From Obama to those soulless PSV fans

On Barack Obama's historic visit to Cuba, his program will include a baseball game in Havana. Sport providing some common ground between two countries so close yet worlds apart. That gesture reminds me of the era of 'Ping-Pong diplomacy' at the beginning of the 70's. The U.S. ping-pong team was invited to China to take part in some exhibition games, a first public hint of the thaw in relations between the two countries. That happened in April 1971. In February 1972, Mao received Nixon. Sport was a catalyst again in South Africa when rugby was used by Nelson Mandela to unite a deeply divided South Africa post-apartheid.

SAFRICA-RUGBY-WC95-MANDELA-PIENAAR-OBIT-FILESThis iconic photo was taken on June 24, 1995 shows South African President Nelson Mandela congratulating South Africa's rugby team captain Francois Pienaar before handing him the Cup after the 1995 Rugby World Cup final between South Africa and New Zealand in Johannesburg.

Here on our continent, the Great War saw a celebrated moment of peace in 1915 as soldiers from both sides called a spontaneous truce to play a football match between the trenches. Also in Europe, some visionaries from L'Equipe created the European Cup ten years after the end of World War II, a rare, unifying concept in a Europe riven by the Iron Curtain, monarchies, Republics, dictators, capitalists, communists, Catholics, Protestants, orthodoxy and Islam. It was one of the first steps to European reconciliation after the mother of all wars.

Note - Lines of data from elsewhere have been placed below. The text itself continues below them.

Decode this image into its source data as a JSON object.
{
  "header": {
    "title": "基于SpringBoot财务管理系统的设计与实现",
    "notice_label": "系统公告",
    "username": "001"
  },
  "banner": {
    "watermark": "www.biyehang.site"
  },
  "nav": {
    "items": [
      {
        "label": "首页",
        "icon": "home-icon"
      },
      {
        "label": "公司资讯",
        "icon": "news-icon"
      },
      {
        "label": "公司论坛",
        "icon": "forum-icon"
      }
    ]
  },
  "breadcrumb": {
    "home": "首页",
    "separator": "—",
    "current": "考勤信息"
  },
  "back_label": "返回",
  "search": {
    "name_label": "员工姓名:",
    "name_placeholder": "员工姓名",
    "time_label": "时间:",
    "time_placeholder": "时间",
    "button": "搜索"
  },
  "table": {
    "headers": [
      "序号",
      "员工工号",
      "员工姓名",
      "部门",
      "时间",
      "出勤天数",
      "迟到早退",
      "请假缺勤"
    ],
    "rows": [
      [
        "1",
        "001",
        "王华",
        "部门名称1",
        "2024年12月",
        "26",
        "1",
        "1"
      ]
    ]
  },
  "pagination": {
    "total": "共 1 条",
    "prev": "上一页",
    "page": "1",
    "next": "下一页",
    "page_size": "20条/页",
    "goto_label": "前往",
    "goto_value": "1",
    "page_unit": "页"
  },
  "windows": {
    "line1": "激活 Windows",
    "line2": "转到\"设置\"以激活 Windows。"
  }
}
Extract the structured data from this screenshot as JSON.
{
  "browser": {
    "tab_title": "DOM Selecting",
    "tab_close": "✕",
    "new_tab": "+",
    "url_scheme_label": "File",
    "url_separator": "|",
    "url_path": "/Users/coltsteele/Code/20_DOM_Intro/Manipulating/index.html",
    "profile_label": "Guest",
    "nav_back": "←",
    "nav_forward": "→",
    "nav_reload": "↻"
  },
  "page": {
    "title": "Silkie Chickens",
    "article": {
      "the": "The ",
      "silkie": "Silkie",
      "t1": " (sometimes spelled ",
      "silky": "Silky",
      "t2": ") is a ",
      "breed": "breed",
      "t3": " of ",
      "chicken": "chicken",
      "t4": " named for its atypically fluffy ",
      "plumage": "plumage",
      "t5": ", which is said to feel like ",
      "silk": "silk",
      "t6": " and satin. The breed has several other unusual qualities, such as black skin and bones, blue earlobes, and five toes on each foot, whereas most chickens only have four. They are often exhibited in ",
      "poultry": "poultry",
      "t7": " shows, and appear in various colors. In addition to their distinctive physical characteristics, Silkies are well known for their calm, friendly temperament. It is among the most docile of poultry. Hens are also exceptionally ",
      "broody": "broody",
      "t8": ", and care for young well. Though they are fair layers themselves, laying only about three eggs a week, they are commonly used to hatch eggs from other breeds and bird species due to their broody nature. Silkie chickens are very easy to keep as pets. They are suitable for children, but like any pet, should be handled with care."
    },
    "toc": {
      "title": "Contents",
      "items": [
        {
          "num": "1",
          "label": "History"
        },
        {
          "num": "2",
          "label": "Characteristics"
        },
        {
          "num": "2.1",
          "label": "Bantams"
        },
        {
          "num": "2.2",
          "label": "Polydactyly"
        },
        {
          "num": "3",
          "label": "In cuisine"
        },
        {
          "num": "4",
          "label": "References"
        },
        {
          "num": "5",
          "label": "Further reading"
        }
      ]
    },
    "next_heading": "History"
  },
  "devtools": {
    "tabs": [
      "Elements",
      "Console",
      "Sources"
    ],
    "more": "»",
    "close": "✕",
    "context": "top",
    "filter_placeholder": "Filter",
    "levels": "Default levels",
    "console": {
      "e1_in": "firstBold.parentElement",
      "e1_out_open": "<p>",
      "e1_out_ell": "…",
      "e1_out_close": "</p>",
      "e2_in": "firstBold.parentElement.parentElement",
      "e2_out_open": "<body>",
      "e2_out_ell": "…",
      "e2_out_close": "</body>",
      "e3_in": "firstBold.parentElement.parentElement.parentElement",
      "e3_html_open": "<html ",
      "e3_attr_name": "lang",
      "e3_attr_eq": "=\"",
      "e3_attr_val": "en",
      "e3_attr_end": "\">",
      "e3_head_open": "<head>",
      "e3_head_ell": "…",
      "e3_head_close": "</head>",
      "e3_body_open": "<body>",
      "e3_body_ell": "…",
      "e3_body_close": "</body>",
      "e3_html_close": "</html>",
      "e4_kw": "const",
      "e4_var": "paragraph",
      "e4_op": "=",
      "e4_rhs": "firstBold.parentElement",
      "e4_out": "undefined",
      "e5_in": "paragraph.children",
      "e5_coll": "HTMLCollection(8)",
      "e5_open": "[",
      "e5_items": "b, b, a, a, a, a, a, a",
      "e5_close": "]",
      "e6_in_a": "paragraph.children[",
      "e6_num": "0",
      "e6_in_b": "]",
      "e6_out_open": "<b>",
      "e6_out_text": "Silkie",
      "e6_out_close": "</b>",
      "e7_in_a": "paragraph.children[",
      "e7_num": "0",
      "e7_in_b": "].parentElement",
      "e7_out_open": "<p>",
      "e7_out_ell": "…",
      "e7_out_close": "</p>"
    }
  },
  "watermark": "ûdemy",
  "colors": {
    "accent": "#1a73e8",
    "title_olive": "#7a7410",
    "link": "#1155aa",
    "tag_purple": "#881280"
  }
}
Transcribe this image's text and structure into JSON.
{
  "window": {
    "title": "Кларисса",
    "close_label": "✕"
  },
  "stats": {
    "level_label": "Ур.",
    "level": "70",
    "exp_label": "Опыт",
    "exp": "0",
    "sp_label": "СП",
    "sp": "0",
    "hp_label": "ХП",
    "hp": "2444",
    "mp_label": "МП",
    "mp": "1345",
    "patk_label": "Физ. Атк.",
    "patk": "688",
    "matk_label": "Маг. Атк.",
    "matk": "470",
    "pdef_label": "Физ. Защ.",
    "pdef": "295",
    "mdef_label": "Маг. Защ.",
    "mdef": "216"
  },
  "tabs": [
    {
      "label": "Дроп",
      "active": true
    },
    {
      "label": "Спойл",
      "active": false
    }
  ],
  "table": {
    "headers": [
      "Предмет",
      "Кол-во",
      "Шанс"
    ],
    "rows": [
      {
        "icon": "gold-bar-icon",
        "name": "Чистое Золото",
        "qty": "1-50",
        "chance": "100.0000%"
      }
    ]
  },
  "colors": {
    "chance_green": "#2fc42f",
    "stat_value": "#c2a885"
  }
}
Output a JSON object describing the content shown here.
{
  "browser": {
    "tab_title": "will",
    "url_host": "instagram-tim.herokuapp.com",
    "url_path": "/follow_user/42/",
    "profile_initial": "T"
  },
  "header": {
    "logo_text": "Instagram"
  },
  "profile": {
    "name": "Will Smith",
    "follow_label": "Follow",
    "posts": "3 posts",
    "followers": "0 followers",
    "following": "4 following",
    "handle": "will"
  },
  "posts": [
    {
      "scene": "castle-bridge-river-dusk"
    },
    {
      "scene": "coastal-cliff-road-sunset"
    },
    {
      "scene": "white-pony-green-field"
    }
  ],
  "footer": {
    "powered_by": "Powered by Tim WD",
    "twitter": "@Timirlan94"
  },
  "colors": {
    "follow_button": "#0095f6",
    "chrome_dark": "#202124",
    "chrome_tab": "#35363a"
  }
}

Soldiers down weapons to play a game of football in WWI.

Right now it is shame that sports fans feel for the appalling actions of the PSV fans in the Plaza Mayor in Madrid, and those of Sparta Prague fans in Rome. I'm pleased to hear that PSV have set about identifying the culprits and acting to exclude them from the club. I hope Sparta do the same. We need to be firm and reclaim football, for sport, for the values of tolerance, understanding and inclusion that it engenders. Absurd is the nicest word I can use to explain an attitude among some in the halls of UEFA that "If it didn't happen on the pitch, then..." The same attitude adopted by Villar at the tragic death of Jimmy.